Title

The Nanopore Inner-Sphere Enhancement (NISE) Effect and its Role in Sodium Retention

Date of Completion

January 2012

Keywords

Agriculture, Soil Science|Environmental Sciences|Geochemistry

Degree

Ph.D.

Abstract

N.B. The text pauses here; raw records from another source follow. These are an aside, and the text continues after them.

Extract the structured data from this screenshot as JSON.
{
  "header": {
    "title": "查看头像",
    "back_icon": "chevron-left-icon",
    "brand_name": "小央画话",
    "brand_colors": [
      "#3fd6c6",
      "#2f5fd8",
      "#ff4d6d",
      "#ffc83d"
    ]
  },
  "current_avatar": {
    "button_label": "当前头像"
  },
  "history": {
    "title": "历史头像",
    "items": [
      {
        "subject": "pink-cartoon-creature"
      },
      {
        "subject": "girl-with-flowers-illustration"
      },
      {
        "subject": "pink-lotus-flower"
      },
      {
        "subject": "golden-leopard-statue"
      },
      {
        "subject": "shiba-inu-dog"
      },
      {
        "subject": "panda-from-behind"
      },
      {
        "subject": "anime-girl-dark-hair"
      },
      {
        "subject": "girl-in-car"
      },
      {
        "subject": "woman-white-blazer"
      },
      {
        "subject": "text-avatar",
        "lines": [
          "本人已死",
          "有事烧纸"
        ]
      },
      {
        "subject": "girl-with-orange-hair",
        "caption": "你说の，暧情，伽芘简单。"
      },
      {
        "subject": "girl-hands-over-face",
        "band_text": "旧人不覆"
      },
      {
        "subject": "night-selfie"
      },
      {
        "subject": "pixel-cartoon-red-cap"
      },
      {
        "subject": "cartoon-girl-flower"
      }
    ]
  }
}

The nanopore inner-sphere enhancement (NISE) effect is a new theory which describes cation adsorption and ion exchange behavior inside confining environments such as the nanopores of zeolite minerals. The NISE theory proposes that weakly hydrated ions may dehydrate and adsorb to mineral surfaces in these environments via a strong inner-sphere mechanism. Conversely, strongly hydrated ions are not as capable of taking advantage of this dehydration mechanism due to their strong bonds with the water molecules in their hydration spheres. Adsorption data showed that Na, K, and Ca adsorbed weakly on a zeolite with large nanopores and strongly on a zeolite with small nanopores. On a zeolite with intermediate nanopores, Na and K adsorbed strongly but Ca adsorbed weakly. The ability of monovalent ions to strongly out compete divalent ions for adsorption sites in nanopore channels raises the possibility of the NISE effect playing a role in the strong retention of Na in clay-rich sodic soils. Spectroscopic investigations using nuclear magnetic resonance showed that Na adsorbed via an inner-sphere mechanism in small and medium nanopores and via an outer-sphere mechanism in large nanopores. An electron paramagnetic resonance study showed that Mn adsorbed via an outer-sphere mechanism in large nanopores and via an inner-sphere mechanism in small nanopores. A calorimetry study similarly showed that the exchange of outer-sphere Ca by inner-sphere Na in the medium nanopores was highly energetic and not easily reversible. The exchange between the two outer-sphere ions in the large nanopores was not energetic enough to exceed background fluctuations while the exchange between the two inner-sphere ions in the small nanopores was equally energetic and reversible.^ These investigations all confirmed the predictions made by the NISE theory regarding the adsorption mechanisms of monovalent and divalent ions in confining nanopore channels. A column experiment testing the effect of increasing clay content in a sand/clay mixture on ion retention showed that the adsorption of Ca increased sharply when the clay percentage increased from 25% to 30%. This indicates the possibility that the NISE effect may occur in clay-rich sodic soils.^